## YOUR ASSIGNMENT
Every line below that mentions the word "columns" should be copied out.

## GIVEN DATA

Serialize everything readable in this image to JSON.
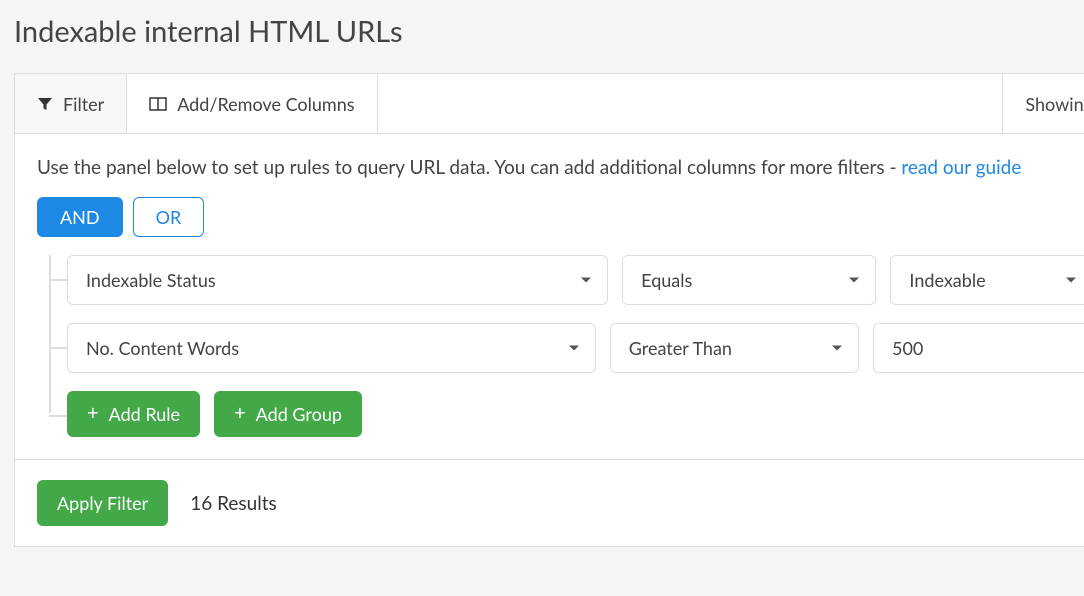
{
  "page_title": "Indexable internal HTML URLs",
  "tabs": {
    "filter": "Filter",
    "columns": "Add/Remove Columns"
  },
  "showing_label": "Showing",
  "intro_text": "Use the panel below to set up rules to query URL data. You can add additional columns for more filters - ",
  "intro_link": "read our guide",
  "logic": {
    "and": "AND",
    "or": "OR"
  },
  "rules": [
    {
      "field": "Indexable Status",
      "operator": "Equals",
      "value": "Indexable",
      "value_kind": "select"
    },
    {
      "field": "No. Content Words",
      "operator": "Greater Than",
      "value": "500",
      "value_kind": "text"
    }
  ],
  "buttons": {
    "add_rule": "Add Rule",
    "add_group": "Add Group",
    "apply": "Apply Filter"
  },
  "results_text": "16 Results"
}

## ANSWER SPACE
    "columns": "Add/Remove Columns"
  "intro_text": "Use the panel below to set up rules to query URL data. You can add additional columns for more filters - ",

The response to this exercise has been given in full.